**PROBLEM STATEMENT**.
Please print every record below exactly as it reads.
= Beginning of Section =
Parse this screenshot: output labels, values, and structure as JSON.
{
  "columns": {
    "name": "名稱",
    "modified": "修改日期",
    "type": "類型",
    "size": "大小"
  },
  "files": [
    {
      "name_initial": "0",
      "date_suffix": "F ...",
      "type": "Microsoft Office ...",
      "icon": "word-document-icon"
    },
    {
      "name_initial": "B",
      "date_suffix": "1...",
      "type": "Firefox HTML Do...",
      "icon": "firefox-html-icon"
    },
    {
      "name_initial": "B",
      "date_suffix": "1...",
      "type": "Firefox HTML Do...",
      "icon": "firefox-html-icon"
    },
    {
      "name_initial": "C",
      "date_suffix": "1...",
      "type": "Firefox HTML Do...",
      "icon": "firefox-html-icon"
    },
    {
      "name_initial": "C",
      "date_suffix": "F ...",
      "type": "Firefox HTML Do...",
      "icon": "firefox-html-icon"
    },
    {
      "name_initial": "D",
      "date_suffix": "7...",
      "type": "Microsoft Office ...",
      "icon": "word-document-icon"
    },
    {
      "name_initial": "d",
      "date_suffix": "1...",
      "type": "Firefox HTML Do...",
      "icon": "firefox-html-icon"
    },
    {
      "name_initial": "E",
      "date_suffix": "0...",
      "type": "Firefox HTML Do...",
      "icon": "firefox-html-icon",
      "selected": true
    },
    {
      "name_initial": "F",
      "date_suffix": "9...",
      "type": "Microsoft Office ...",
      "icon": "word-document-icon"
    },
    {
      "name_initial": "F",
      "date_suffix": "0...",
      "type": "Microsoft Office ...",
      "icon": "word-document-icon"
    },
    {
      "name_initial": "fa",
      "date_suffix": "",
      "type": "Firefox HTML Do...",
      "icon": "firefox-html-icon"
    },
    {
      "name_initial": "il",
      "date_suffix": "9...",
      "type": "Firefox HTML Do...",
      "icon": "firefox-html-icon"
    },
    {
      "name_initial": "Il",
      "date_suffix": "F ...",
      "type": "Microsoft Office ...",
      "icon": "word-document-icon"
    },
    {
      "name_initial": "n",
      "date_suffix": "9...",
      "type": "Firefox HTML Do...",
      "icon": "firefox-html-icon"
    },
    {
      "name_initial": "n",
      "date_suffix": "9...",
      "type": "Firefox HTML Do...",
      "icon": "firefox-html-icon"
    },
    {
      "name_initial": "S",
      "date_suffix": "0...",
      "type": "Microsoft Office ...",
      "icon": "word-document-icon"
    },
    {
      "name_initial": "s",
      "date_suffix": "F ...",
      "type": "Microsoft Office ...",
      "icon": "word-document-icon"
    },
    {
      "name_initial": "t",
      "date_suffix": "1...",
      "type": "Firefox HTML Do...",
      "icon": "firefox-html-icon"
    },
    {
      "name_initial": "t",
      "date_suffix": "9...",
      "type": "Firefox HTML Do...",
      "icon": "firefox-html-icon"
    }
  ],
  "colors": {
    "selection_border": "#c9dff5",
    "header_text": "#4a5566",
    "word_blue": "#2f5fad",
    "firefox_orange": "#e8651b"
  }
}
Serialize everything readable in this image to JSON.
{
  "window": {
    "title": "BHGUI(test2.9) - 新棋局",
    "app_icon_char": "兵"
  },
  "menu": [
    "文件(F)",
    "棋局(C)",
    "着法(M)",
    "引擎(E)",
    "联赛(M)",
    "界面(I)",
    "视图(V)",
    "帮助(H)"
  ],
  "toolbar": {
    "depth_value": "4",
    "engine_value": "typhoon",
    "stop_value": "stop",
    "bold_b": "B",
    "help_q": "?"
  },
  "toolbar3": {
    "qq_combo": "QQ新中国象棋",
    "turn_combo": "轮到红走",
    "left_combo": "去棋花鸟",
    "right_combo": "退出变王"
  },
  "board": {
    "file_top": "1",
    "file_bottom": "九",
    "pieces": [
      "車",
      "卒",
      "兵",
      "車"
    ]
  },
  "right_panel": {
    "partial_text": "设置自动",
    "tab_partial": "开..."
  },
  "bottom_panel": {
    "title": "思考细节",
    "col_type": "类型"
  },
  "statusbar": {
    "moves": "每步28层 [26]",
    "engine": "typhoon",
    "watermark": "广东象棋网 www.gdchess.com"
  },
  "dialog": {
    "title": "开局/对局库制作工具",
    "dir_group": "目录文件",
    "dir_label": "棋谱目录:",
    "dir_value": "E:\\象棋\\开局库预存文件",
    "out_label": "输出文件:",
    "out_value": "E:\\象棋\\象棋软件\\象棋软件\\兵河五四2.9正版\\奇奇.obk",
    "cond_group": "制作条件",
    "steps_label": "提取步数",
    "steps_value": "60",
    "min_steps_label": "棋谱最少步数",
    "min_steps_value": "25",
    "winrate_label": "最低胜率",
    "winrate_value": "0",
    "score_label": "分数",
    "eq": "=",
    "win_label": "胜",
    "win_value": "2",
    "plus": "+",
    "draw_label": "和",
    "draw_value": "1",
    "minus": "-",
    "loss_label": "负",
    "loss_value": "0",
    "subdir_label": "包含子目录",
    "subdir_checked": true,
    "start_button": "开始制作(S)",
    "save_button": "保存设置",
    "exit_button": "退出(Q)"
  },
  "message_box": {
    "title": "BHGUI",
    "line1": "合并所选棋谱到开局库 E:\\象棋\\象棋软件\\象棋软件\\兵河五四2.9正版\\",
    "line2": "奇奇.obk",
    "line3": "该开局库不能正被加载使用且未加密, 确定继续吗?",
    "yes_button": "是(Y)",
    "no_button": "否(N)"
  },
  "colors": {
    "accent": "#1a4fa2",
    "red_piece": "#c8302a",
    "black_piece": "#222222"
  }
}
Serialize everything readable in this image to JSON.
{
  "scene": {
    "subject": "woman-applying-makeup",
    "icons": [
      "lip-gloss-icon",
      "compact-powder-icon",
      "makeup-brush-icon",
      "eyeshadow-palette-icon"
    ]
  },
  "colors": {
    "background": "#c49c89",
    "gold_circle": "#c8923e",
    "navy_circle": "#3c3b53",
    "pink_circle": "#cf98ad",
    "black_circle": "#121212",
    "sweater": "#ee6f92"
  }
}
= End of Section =
**WRITTEN SOLUTION**.
Parse this screenshot: output labels, values, and structure as JSON.
{
  "columns": {
    "name": "名稱",
    "modified": "修改日期",
    "type": "類型",
    "size": "大小"
  },
  "files": [
    {
      "name_initial": "0",
      "date_suffix": "F ...",
      "type": "Microsoft Office ...",
      "icon": "word-document-icon"
    },
    {
      "name_initial": "B",
      "date_suffix": "1...",
      "type": "Firefox HTML Do...",
      "icon": "firefox-html-icon"
    },
    {
      "name_initial": "B",
      "date_suffix": "1...",
      "type": "Firefox HTML Do...",
      "icon": "firefox-html-icon"
    },
    {
      "name_initial": "C",
      "date_suffix": "1...",
      "type": "Firefox HTML Do...",
      "icon": "firefox-html-icon"
    },
    {
      "name_initial": "C",
      "date_suffix": "F ...",
      "type": "Firefox HTML Do...",
      "icon": "firefox-html-icon"
    },
    {
      "name_initial": "D",
      "date_suffix": "7...",
      "type": "Microsoft Office ...",
      "icon": "word-document-icon"
    },
    {
      "name_initial": "d",
      "date_suffix": "1...",
      "type": "Firefox HTML Do...",
      "icon": "firefox-html-icon"
    },
    {
      "name_initial": "E",
      "date_suffix": "0...",
      "type": "Firefox HTML Do...",
      "icon": "firefox-html-icon",
      "selected": true
    },
    {
      "name_initial": "F",
      "date_suffix": "9...",
      "type": "Microsoft Office ...",
      "icon": "word-document-icon"
    },
    {
      "name_initial": "F",
      "date_suffix": "0...",
      "type": "Microsoft Office ...",
      "icon": "word-document-icon"
    },
    {
      "name_initial": "fa",
      "date_suffix": "",
      "type": "Firefox HTML Do...",
      "icon": "firefox-html-icon"
    },
    {
      "name_initial": "il",
      "date_suffix": "9...",
      "type": "Firefox HTML Do...",
      "icon": "firefox-html-icon"
    },
    {
      "name_initial": "Il",
      "date_suffix": "F ...",
      "type": "Microsoft Office ...",
      "icon": "word-document-icon"
    },
    {
      "name_initial": "n",
      "date_suffix": "9...",
      "type": "Firefox HTML Do...",
      "icon": "firefox-html-icon"
    },
    {
      "name_initial": "n",
      "date_suffix": "9...",
      "type": "Firefox HTML Do...",
      "icon": "firefox-html-icon"
    },
    {
      "name_initial": "S",
      "date_suffix": "0...",
      "type": "Microsoft Office ...",
      "icon": "word-document-icon"
    },
    {
      "name_initial": "s",
      "date_suffix": "F ...",
      "type": "Microsoft Office ...",
      "icon": "word-document-icon"
    },
    {
      "name_initial": "t",
      "date_suffix": "1...",
      "type": "Firefox HTML Do...",
      "icon": "firefox-html-icon"
    },
    {
      "name_initial": "t",
      "date_suffix": "9...",
      "type": "Firefox HTML Do...",
      "icon": "firefox-html-icon"
    }
  ],
  "colors": {
    "selection_border": "#c9dff5",
    "header_text": "#4a5566",
    "word_blue": "#2f5fad",
    "firefox_orange": "#e8651b"
  }
}
Serialize everything readable in this image to JSON.
{
  "window": {
    "title": "BHGUI(test2.9) - 新棋局",
    "app_icon_char": "兵"
  },
  "menu": [
    "文件(F)",
    "棋局(C)",
    "着法(M)",
    "引擎(E)",
    "联赛(M)",
    "界面(I)",
    "视图(V)",
    "帮助(H)"
  ],
  "toolbar": {
    "depth_value": "4",
    "engine_value": "typhoon",
    "stop_value": "stop",
    "bold_b": "B",
    "help_q": "?"
  },
  "toolbar3": {
    "qq_combo": "QQ新中国象棋",
    "turn_combo": "轮到红走",
    "left_combo": "去棋花鸟",
    "right_combo": "退出变王"
  },
  "board": {
    "file_top": "1",
    "file_bottom": "九",
    "pieces": [
      "車",
      "卒",
      "兵",
      "車"
    ]
  },
  "right_panel": {
    "partial_text": "设置自动",
    "tab_partial": "开..."
  },
  "bottom_panel": {
    "title": "思考细节",
    "col_type": "类型"
  },
  "statusbar": {
    "moves": "每步28层 [26]",
    "engine": "typhoon",
    "watermark": "广东象棋网 www.gdchess.com"
  },
  "dialog": {
    "title": "开局/对局库制作工具",
    "dir_group": "目录文件",
    "dir_label": "棋谱目录:",
    "dir_value": "E:\\象棋\\开局库预存文件",
    "out_label": "输出文件:",
    "out_value": "E:\\象棋\\象棋软件\\象棋软件\\兵河五四2.9正版\\奇奇.obk",
    "cond_group": "制作条件",
    "steps_label": "提取步数",
    "steps_value": "60",
    "min_steps_label": "棋谱最少步数",
    "min_steps_value": "25",
    "winrate_label": "最低胜率",
    "winrate_value": "0",
    "score_label": "分数",
    "eq": "=",
    "win_label": "胜",
    "win_value": "2",
    "plus": "+",
    "draw_label": "和",
    "draw_value": "1",
    "minus": "-",
    "loss_label": "负",
    "loss_value": "0",
    "subdir_label": "包含子目录",
    "subdir_checked": true,
    "start_button": "开始制作(S)",
    "save_button": "保存设置",
    "exit_button": "退出(Q)"
  },
  "message_box": {
    "title": "BHGUI",
    "line1": "合并所选棋谱到开局库 E:\\象棋\\象棋软件\\象棋软件\\兵河五四2.9正版\\",
    "line2": "奇奇.obk",
    "line3": "该开局库不能正被加载使用且未加密, 确定继续吗?",
    "yes_button": "是(Y)",
    "no_button": "否(N)"
  },
  "colors": {
    "accent": "#1a4fa2",
    "red_piece": "#c8302a",
    "black_piece": "#222222"
  }
}
Serialize everything readable in this image to JSON.
{
  "scene": {
    "subject": "woman-applying-makeup",
    "icons": [
      "lip-gloss-icon",
      "compact-powder-icon",
      "makeup-brush-icon",
      "eyeshadow-palette-icon"
    ]
  },
  "colors": {
    "background": "#c49c89",
    "gold_circle": "#c8923e",
    "navy_circle": "#3c3b53",
    "pink_circle": "#cf98ad",
    "black_circle": "#121212",
    "sweater": "#ee6f92"
  }
}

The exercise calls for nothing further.